It was unclear Wednesday how Olaguez-Rendon could have faced charges for 11 months without being tied to the case in Sinaloa. He is scheduled to appear in court in Stockton this afternoon on the marijuana charges, but he also is expected to face deportation to Mexico in the Sinaloa case, authorities said.
Olaguez-Rendon had been under surveillance by the task force and offered no resistance when approached Tuesday, said Deputy Frank Newsom of the U.S. Marshals Service in Sacramento.
He initially presented a phony identification card, but agents were having none of it, Newsom said.
“He’s been here for a very long time, and especially for an individual on the run that long you assume he’s gotten comfortable with those new identification documents,” Newsom said. “But we don’t stop looking for you.
“We’ll look until a body is found or until they turn the age of 100.”
The suspect’s son said he knew nothing about fake identity papers and that his father had lived in the Sacramento area under his own name.
“I think they’ve got wrong information or something,” he said. “The whole time he was using his own name for everything.”
U.S. officials had little information about the incident in Mexico, saying in a statement that the suspect “used heavy weapons to massacre a commissioner and seven other city officials in Sinaloa, Mexico,” and that the Mexican government sought help in locating him after he fled to this country.
That region of Mexico is considered to be home to the nation’s most powerful drug cartel, and mass killings, beheadings and shootouts with authorities are considered commonplace. One alleged Sinaloa cartel boss arrested in August in Mexico is suspected in more than 350 killings.
Between 2007 and 2010, Mexico experienced more than 22,000 drug-related murders, according to one FBI report, and the Mexican newspaper Reforma tallied 9,744 murders in 2012 that it attributed to organized crime.
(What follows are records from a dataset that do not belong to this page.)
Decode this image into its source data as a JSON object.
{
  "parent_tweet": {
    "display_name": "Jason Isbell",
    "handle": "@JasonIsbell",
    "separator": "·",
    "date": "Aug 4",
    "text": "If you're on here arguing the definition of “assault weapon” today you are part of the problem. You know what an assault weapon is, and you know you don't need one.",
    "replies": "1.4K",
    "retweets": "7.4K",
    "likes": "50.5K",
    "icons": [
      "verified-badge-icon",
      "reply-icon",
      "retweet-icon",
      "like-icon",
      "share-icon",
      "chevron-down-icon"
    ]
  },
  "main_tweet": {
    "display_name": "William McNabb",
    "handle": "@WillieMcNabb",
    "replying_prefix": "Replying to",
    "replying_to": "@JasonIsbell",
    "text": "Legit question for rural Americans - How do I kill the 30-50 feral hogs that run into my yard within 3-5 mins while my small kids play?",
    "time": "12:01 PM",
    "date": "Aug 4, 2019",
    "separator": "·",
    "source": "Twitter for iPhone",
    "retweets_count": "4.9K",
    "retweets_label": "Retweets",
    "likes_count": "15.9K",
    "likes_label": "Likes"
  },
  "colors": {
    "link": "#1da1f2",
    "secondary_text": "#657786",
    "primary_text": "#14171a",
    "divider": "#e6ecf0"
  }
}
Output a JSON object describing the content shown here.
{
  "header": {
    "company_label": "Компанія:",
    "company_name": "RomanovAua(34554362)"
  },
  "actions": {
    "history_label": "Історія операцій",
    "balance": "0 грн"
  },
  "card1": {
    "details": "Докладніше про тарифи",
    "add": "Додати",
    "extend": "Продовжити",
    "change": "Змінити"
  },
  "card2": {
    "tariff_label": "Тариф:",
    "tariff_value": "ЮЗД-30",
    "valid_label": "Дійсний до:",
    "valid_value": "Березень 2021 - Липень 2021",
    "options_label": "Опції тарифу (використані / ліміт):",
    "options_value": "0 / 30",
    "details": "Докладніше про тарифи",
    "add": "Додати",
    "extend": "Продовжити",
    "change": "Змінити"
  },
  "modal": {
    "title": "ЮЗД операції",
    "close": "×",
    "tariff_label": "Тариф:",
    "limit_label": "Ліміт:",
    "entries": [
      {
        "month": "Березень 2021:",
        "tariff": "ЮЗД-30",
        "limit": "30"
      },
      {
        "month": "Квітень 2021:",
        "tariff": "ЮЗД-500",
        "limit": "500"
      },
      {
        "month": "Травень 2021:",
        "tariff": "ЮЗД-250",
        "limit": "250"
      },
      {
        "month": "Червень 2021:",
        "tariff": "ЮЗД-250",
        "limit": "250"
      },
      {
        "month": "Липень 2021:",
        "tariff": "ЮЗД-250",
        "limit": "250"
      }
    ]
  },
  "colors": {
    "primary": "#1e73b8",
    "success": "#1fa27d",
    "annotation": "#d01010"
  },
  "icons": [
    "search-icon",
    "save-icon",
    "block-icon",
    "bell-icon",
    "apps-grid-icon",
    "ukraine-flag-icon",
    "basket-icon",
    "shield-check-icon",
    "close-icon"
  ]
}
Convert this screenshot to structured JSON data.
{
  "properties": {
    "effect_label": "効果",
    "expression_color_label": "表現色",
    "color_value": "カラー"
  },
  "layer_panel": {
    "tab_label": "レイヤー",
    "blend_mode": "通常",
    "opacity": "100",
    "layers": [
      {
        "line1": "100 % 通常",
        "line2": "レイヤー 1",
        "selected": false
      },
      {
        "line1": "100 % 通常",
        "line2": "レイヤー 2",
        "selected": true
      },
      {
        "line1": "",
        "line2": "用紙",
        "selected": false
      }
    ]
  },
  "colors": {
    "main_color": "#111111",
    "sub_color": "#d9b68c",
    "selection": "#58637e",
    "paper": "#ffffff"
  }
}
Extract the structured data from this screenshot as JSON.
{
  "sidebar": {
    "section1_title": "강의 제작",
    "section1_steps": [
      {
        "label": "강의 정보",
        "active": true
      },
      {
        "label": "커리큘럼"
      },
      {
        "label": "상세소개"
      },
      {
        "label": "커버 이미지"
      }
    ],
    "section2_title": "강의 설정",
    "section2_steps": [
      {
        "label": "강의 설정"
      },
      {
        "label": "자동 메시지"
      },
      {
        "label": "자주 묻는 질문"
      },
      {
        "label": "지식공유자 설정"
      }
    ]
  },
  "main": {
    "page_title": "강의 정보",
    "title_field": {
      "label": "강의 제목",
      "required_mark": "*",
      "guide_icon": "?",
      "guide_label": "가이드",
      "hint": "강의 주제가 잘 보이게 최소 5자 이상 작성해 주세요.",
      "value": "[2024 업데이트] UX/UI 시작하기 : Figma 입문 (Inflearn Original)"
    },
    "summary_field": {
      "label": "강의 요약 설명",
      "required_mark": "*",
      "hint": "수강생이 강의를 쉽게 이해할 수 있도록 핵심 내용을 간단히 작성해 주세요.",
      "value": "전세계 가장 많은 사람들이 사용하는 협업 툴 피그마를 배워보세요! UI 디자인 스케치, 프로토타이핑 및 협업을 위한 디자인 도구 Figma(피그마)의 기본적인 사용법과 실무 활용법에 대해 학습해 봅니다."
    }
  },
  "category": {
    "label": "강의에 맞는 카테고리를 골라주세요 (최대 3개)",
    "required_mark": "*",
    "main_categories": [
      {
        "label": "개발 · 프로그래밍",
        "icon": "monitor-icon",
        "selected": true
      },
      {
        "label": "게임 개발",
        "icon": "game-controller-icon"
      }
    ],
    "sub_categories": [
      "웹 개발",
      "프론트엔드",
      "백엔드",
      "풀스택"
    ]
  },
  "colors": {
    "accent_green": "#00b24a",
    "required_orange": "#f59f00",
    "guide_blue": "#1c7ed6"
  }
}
Numerous reports have concluded that the violence has spilled over into the United States as feuding drug lords stake out their territory.
“Many Los Angeles-based Sinaloa cartel members use local gang members to assist in or commit kidnappings, acquire or sell drugs, and collect drug proceeds,” one Department of Homeland Security report stated.